Modern slavery and human trafficking continue to be tackled in Norfolk
Foundations have been put in place to provide a Norfolk-wide approach to helping victims of human trafficking and modern-day slavery thanks to a scheme funded by the Office of the Police and Crime Commissioner for Norfolk (OPCCN).
The two-year pilot project was co-ordinated by the British Red Cross and saw the development of the Norfolk Anti-Slavery Network (NASN), which worked alongside partners to ensure best practice and shared learning.
The initiative - funded under the £450k Hidden Victims’ Fund launched by OPCCN in 2019 - ran from September 2019 to August 2022.
The Red Cross received £66,155 under the fund after the OPCCN identified a need for additional provision to complement existing networks, for a co-ordinated and strategic response by partner organisations to recognise and support victims.
The NASN’s strategy had five overall objectives:
- To identify, support, protect and empower victims of modern slavery and human trafficking (MSHT);

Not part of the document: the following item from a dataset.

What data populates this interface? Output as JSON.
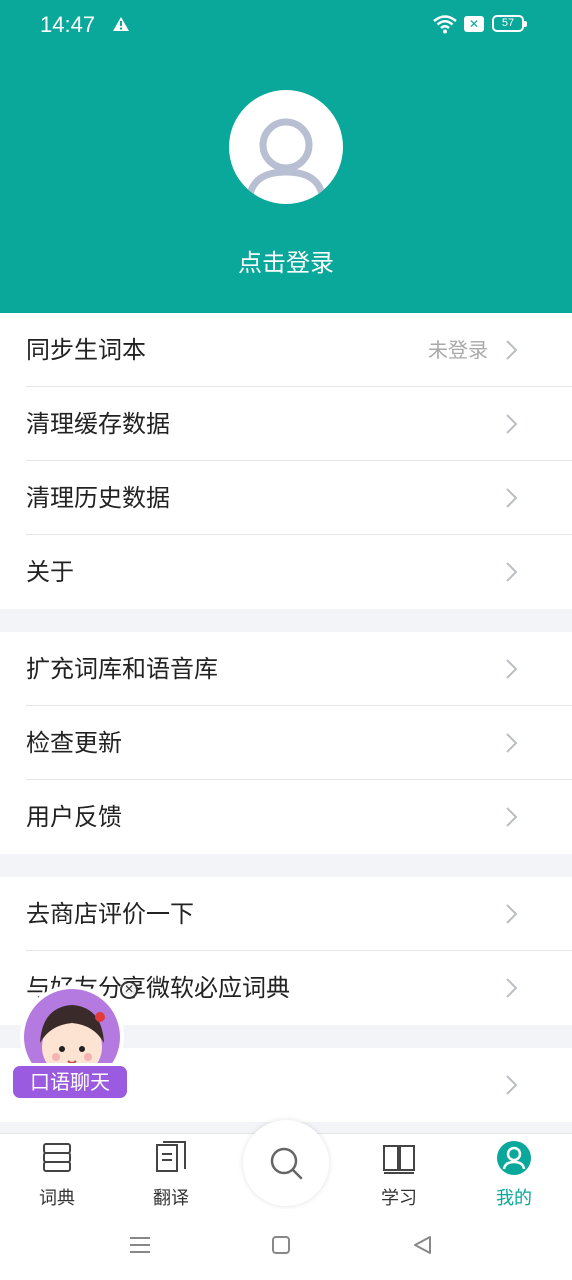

- To support local organisations who are tackling MSHT by ensuring the right skills, knowledge and processes are in place;
- To promote collaboration and joint working amongst partner organisations and community-based agencies;

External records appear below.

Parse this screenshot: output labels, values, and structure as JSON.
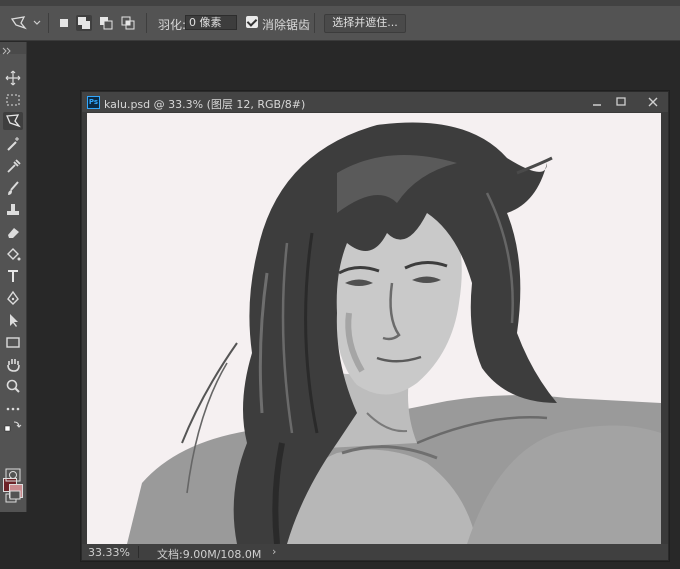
{
  "options_bar": {
    "feather_label": "羽化:",
    "feather_value": "0 像素",
    "antialias_label": "消除锯齿",
    "antialias_checked": true,
    "select_and_mask_label": "选择并遮住..."
  },
  "document": {
    "title": "kalu.psd @ 33.3% (图层 12, RGB/8#)",
    "app_icon_text": "Ps",
    "zoom": "33.33%",
    "doc_size": "文档:9.00M/108.0M",
    "status_arrow": "›"
  },
  "toolbox": {
    "foreground_color": "#6d2328",
    "background_color": "#c98a8e",
    "tools": [
      "move-icon",
      "marquee-icon",
      "lasso-icon",
      "magic-wand-icon",
      "eyedropper-icon",
      "healing-brush-icon",
      "brush-icon",
      "clone-stamp-icon",
      "eraser-icon",
      "paint-bucket-icon",
      "type-icon",
      "pen-icon",
      "path-selection-icon",
      "rectangle-icon",
      "hand-icon",
      "zoom-icon",
      "more-tools-icon"
    ]
  },
  "colors": {
    "app_bg": "#282828",
    "panel_bg": "#535353",
    "canvas_bg": "#f5f0f1",
    "accent": "#31a8ff"
  }
}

- To increase reporting of suspected MSHT;
- To raise awareness of MSHT within the communities of Norfolk.
During the term of the project a number of key objectives were achieved, including:
- Introduction of an Anti-trafficking Network Co-ordinator (ATNC) for the county.
- Launch of a Modern Slavery Statement to highlight commitment to tackling MSHT in Norfolk.
- The launch of a new website offering extra support and assistance on where to find help as well as information for professionals and businesses.
- Provision of countywide resources and expertise for local stakeholders and councils.
- Presentations and training delivered to safeguarding leads in the county, first responders, businesses the housing sector and police officers.
- Creation of referral pathways for children and adults affected by MSHT.
- Establishment of a Victim Support Services group to explore resources and opportunities for joint-working.
The two-year project with the Red Cross has laid the foundations for further work in this area particularly in relation to victim support.
Norfolk’s Police and Crime Commissioner, Giles Orpen-Smellie, said: “Supporting victims and reducing vulnerability in Norfolk is a main priority for me as PCC and is also a core aim of my Police, Crime and Community Safety Plan.
“Partnership working is ultimately the key to ensuring victims get the right support and help they need to escape the impossible trap they can find themselves in.
“The work which has been undertaken by the Red Cross in the county to tackle modern slavery and human trafficking should be commended.
“The key is to maintain that momentum - together we can work to make a real difference.”
Help and support
If you have concerns that someone is being exploited, or suspect modern slavery, please call the national Modern Slavery 24 helpline on 08000 121 700.
Modern day slavery and human trafficking are crimes in which people are exploited for other people’s personal gain.
Modern slavery is a term used in the UK and elsewhere to describe forms of exploitation occurring in the present day, as opposed to historical forms of slavery. In the UK, human trafficking is considered a form of modern slavery.
Modern Slavery captures a whole range of types of exploitation where children, young people and adults are treated as commodities and exploited for criminal gain.
Human Trafficking is the movement of individuals with the aim of forced labour or exploitation.